Introduction to Reclaimed Lumber

Description, Benefits, and Sources

A man measuring and checking planks of wood for re-use and recycling in a reclaimed lumber workshop
•••

Tim Pannell / Mint Images RF / Getty Images

Reclaimed lumber is milled wood that has been recovered from its initial installation for reuse in a new application. To date, reclaimed lumber has been recovered most frequently from buildings such as old barns, factories, and warehouses. Increasingly, old wood is also being recovered from smaller structures such as old houses, boxcars, wood packaging, and ​pallets.

Existing lumber constitutes a vast potential reserve for reclaimed wood enthusiasts and entrepreneurs to tap. Greater than 3 trillion board feet of lumber has been milled in the U.S. since 1900. A significant amount of that material is still found in structures. While demolition and landfilling have long been believed to be the cheapest approach to eliminating old buildings, the deconstruction of old buildings is becoming more prevalent. Given the interest of consumers in reclaimed lumber and other salvaged materials, the economic case for deconstruction continues to grow.

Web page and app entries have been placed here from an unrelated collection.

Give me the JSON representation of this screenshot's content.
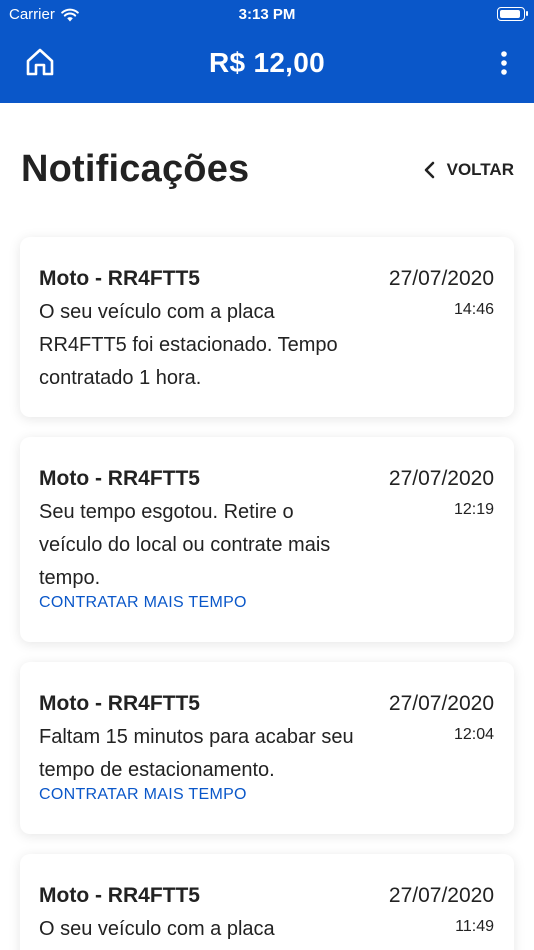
{
  "status_bar": {
    "carrier": "Carrier",
    "time": "3:13 PM",
    "battery_level": 0.95
  },
  "header": {
    "balance": "R$ 12,00",
    "icons": {
      "home": "home-icon",
      "menu": "more-vertical-icon"
    }
  },
  "page": {
    "title": "Notificações",
    "back_label": "VOLTAR"
  },
  "notifications": [
    {
      "vehicle": "Moto - RR4FTT5",
      "date": "27/07/2020",
      "time": "14:46",
      "message": "O seu veículo com a placa RR4FTT5 foi estacionado. Tempo contratado 1 hora.",
      "action": ""
    },
    {
      "vehicle": "Moto - RR4FTT5",
      "date": "27/07/2020",
      "time": "12:19",
      "message": "Seu tempo esgotou. Retire o veículo do local ou contrate mais tempo.",
      "action": "CONTRATAR MAIS TEMPO"
    },
    {
      "vehicle": "Moto - RR4FTT5",
      "date": "27/07/2020",
      "time": "12:04",
      "message": "Faltam 15 minutos para acabar seu tempo de estacionamento.",
      "action": "CONTRATAR MAIS TEMPO"
    },
    {
      "vehicle": "Moto - RR4FTT5",
      "date": "27/07/2020",
      "time": "11:49",
      "message": "O seu veículo com a placa",
      "action": ""
    }
  ],
  "colors": {
    "primary": "#0a57c9",
    "text": "#222222",
    "card_bg": "#ffffff"
  }
}
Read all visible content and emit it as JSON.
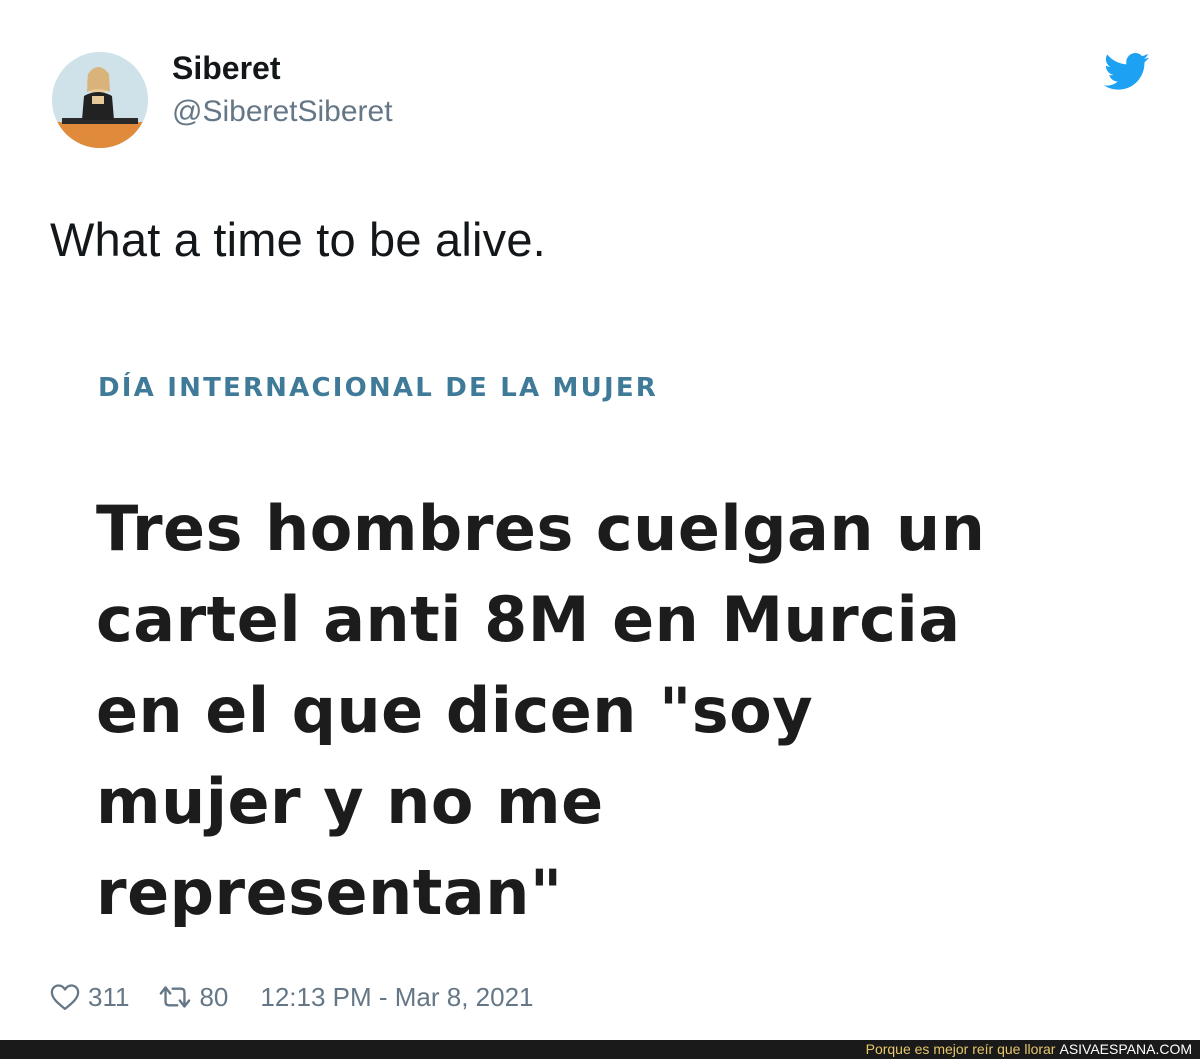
{
  "author": {
    "display_name": "Siberet",
    "handle": "@SiberetSiberet",
    "avatar_icon": "avatar-photo"
  },
  "brand": {
    "icon": "twitter-bird-icon",
    "color": "#1da1f2"
  },
  "tweet": {
    "text": "What a time to be alive."
  },
  "media": {
    "kicker": "DÍA INTERNACIONAL DE LA MUJER",
    "headline_lines": [
      "Tres hombres cuelgan un",
      "cartel anti 8M en Murcia",
      "en el que dicen \"soy",
      "mujer y no me",
      "representan\""
    ],
    "kicker_color": "#3f7b98"
  },
  "footer": {
    "likes": "311",
    "retweets": "80",
    "timestamp": "12:13 PM - Mar 8, 2021"
  },
  "watermark": {
    "tagline": "Porque es mejor reír que llorar",
    "site": "ASIVAESPANA.COM"
  }
}
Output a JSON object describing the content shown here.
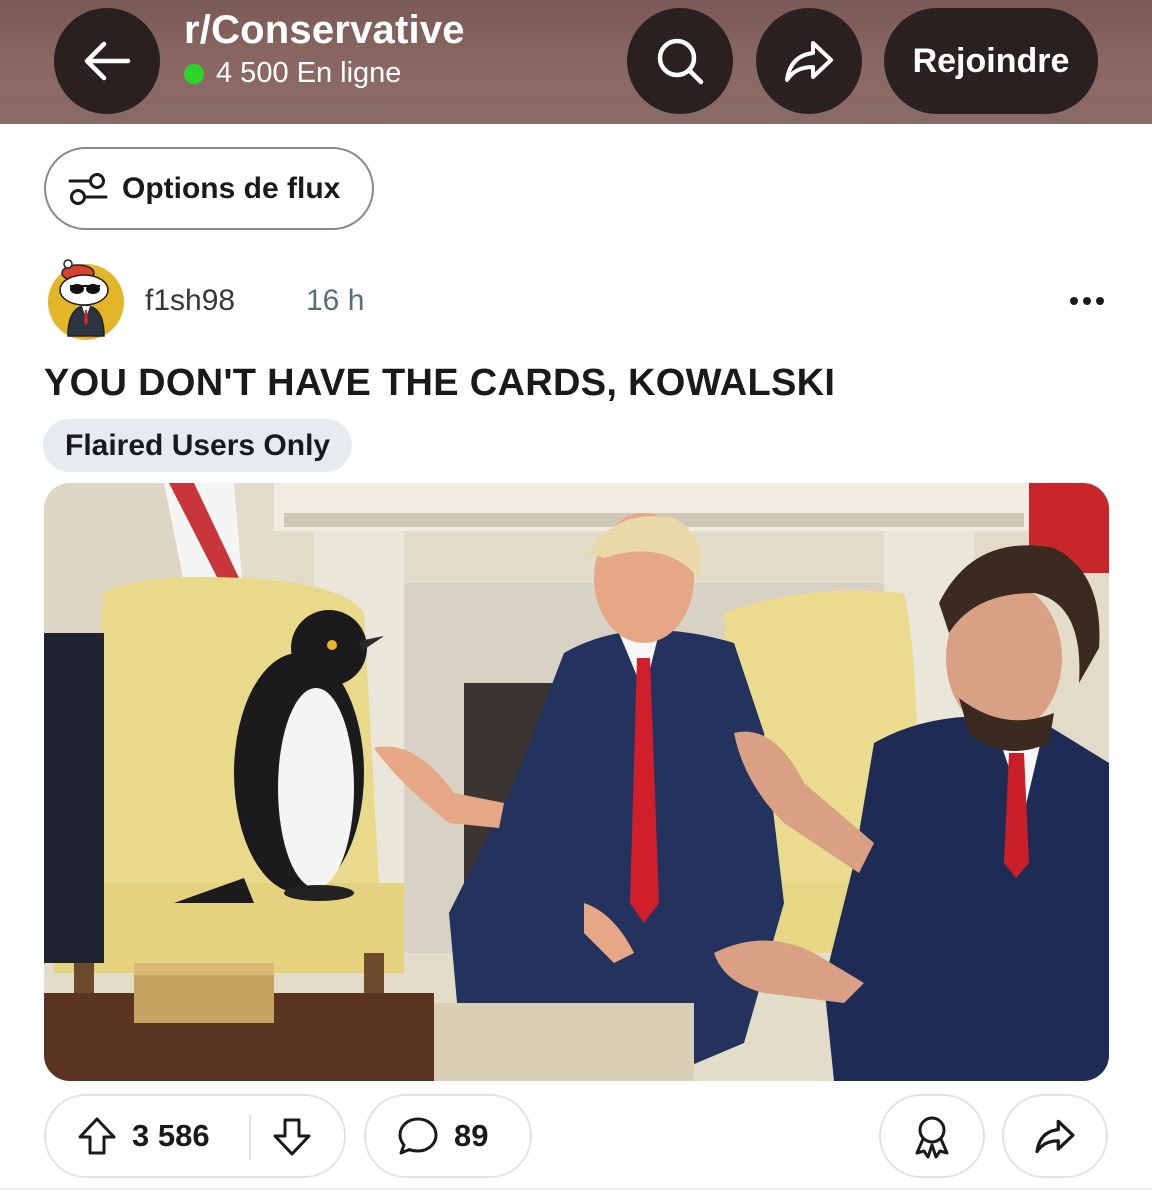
{
  "header": {
    "subreddit": "r/Conservative",
    "online": "4 500 En ligne",
    "join_label": "Rejoindre",
    "icons": [
      "back-arrow-icon",
      "search-icon",
      "share-icon"
    ],
    "colors": {
      "background": "#8b6864",
      "button": "#2a201f",
      "online_dot": "#2bd62b"
    }
  },
  "feed_options": {
    "label": "Options de flux",
    "icon": "sliders-icon"
  },
  "post": {
    "author": "f1sh98",
    "time": "16 h",
    "title": "YOU DON'T HAVE THE CARDS, KOWALSKI",
    "flair": "Flaired Users Only",
    "image_icon": "post-image",
    "upvotes": "3 586",
    "comments": "89",
    "icons": [
      "upvote-icon",
      "downvote-icon",
      "comment-icon",
      "award-icon",
      "share-icon",
      "more-options-icon"
    ]
  }
}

Benefits of Reclaimed Lumber

  • Reclaimed lumber can be free if you are successful in securing your own source. It will likely involve considerable investment in time and effort, however, along with other cost considerations related to transportation, dry storage, and preparation. Typical preparation includes the removal of old fasteners or other steel, cleaning, etc.
  • Reduces consumption of new timber, and as such results in less disturbance to forest ecosystems.
  • It helps to reduce landfill waste.
  • Reclaimed lumber has a lower carbon footprint than new lumber production. 
  • Commercial reclaimed lumber recovery generates more jobs than grinding or landfilling old wood.
  • Reclaimed lumber gains points toward LEED certification in construction projects.
  • Reclaimed wood has an element of romance and nostalgia associated with incorporating “wood with a story."
  • It can often be of better quality than new material.
  • It can fetch higher prices than new material, which can offset the extra costs of reclaimed lumber recovery.

Sources and Preparation

Reclaimed wood is typically recovered from building deconstruction projects. Since its development in the 1980s, the reclaimed wood industry typically focused on old barns as a source of the material. The quest for old wood subsequently led to an interest in a variety of old commercial and residential structures.

One unique approach to salvaging old timber is undertaken by Timeless Timber, Fountain City, Wisconsin. It recovers logs from the depths of the Great Lakes. Throughout the 1800s, the company notes, logging companies transported logs to mills on water. Many of the old-growth logs sank, but have been preserved in the low oxygen conditions of icy waters for over a century.

In order to secure sources of reclaimed lumber, it will be useful to establish relationships with deconstruction operators, renovators, and others. Processing of reclaimed wood can be costly as typically any fasteners or other metal must be removed by hand. If further milling of reclaimed wood is required, additional metal detection must be undertaken of each piece prior to processing to avoid damage to milling tools. Milling is often required, as reclaimed lumber may be upcycled into a range of products, including flooring, cabinets, furniture, mantels, or beams. Wood pallets are an important source of shorter lengths of reclaimed lumber.

One cautionary note is that reclaimed wood must pass an engineering inspection before being reused for structural purposes in construction - a step not necessary when the wood is used strictly for non-structural applications such as furniture or decorative purposes. One benefit of high-quality old-growth timber is that it is seasoned and stable, and so is not subject to twisting or shrinking when reused in a building.